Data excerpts
##############################

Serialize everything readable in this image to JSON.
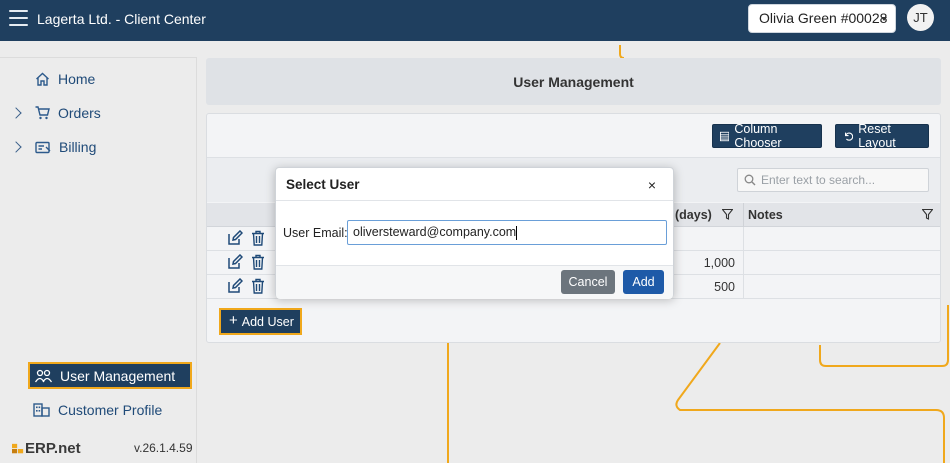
{
  "header": {
    "title": "Lagerta Ltd. - Client Center",
    "user_selector": "Olivia Green #00028",
    "avatar_initials": "JT"
  },
  "sidebar": {
    "items": [
      {
        "label": "Home",
        "icon": "home-icon"
      },
      {
        "label": "Orders",
        "icon": "cart-icon"
      },
      {
        "label": "Billing",
        "icon": "invoice-icon"
      },
      {
        "label": "User Management",
        "icon": "users-icon",
        "active": true
      },
      {
        "label": "Customer Profile",
        "icon": "building-icon"
      }
    ],
    "brand": "ERP.net",
    "version": "v.26.1.4.59"
  },
  "main": {
    "page_title": "User Management",
    "column_chooser_label": "Column Chooser",
    "reset_layout_label": "Reset Layout",
    "search_placeholder": "Enter text to search...",
    "columns": [
      "(days)",
      "Notes"
    ],
    "rows": [
      {
        "days": "",
        "notes": ""
      },
      {
        "days": "1,000",
        "notes": ""
      },
      {
        "days": "500",
        "notes": ""
      }
    ],
    "add_user_label": "Add User"
  },
  "modal": {
    "title": "Select User",
    "close_symbol": "×",
    "field_label": "User Email:",
    "field_value": "oliversteward@company.com",
    "cancel_label": "Cancel",
    "add_label": "Add"
  },
  "colors": {
    "header_bg": "#1f3f5f",
    "highlight": "#f0a81c",
    "primary": "#1e5aa8",
    "secondary": "#6c757d"
  }
}
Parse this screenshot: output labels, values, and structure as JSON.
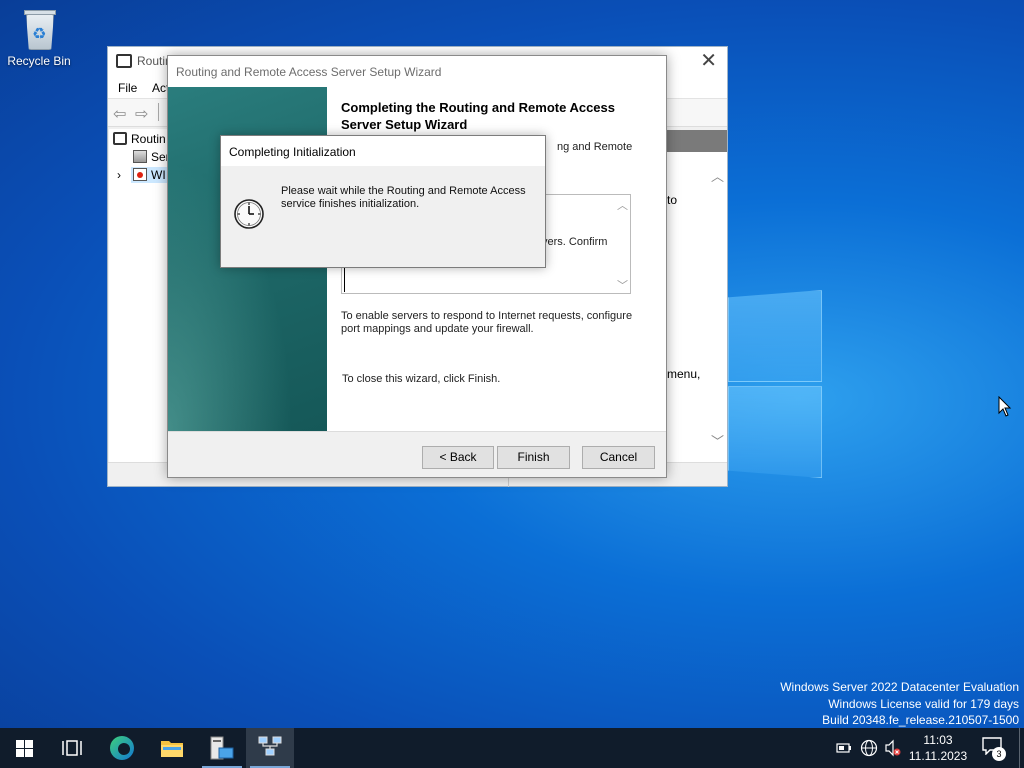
{
  "desktop": {
    "recycle_bin_label": "Recycle Bin",
    "watermark": {
      "line1": "Windows Server 2022 Datacenter Evaluation",
      "line2": "Windows License valid for 179 days",
      "line3": "Build 20348.fe_release.210507-1500"
    }
  },
  "main_window": {
    "title": "Routin",
    "menu": {
      "file": "File",
      "action": "Act"
    },
    "tree": {
      "root": "Routin",
      "server_status": "Ser",
      "server": "WI"
    },
    "right_fragments": {
      "line1": "to",
      "line2": "menu,"
    }
  },
  "wizard": {
    "title": "Routing and Remote Access Server Setup Wizard",
    "heading": "Completing the Routing and Remote Access Server Setup Wizard",
    "intro_fragment": "ng and Remote",
    "summary_fragment_1": "vers. Confirm",
    "summary_fragment_2": ".",
    "paragraph1": "To enable servers to respond to Internet requests, configure port mappings and update your firewall.",
    "paragraph2": "To close this wizard, click Finish.",
    "buttons": {
      "back": "< Back",
      "finish": "Finish",
      "cancel": "Cancel"
    }
  },
  "init_popup": {
    "title": "Completing Initialization",
    "message": "Please wait while the Routing and Remote Access service finishes initialization."
  },
  "taskbar": {
    "time": "11:03",
    "date": "11.11.2023",
    "notification_count": "3"
  },
  "colors": {
    "desktop_accent": "#0b6fd6",
    "taskbar_bg": "#101c2b",
    "wizard_banner": "#1e6868"
  }
}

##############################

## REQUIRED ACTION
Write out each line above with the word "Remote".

## TASK OUTPUT
    "title": "Routing and Remote Access Server Setup Wizard",
    "heading": "Completing the Routing and Remote Access Server Setup Wizard",
    "intro_fragment": "ng and Remote",
    "message": "Please wait while the Routing and Remote Access service finishes initialization."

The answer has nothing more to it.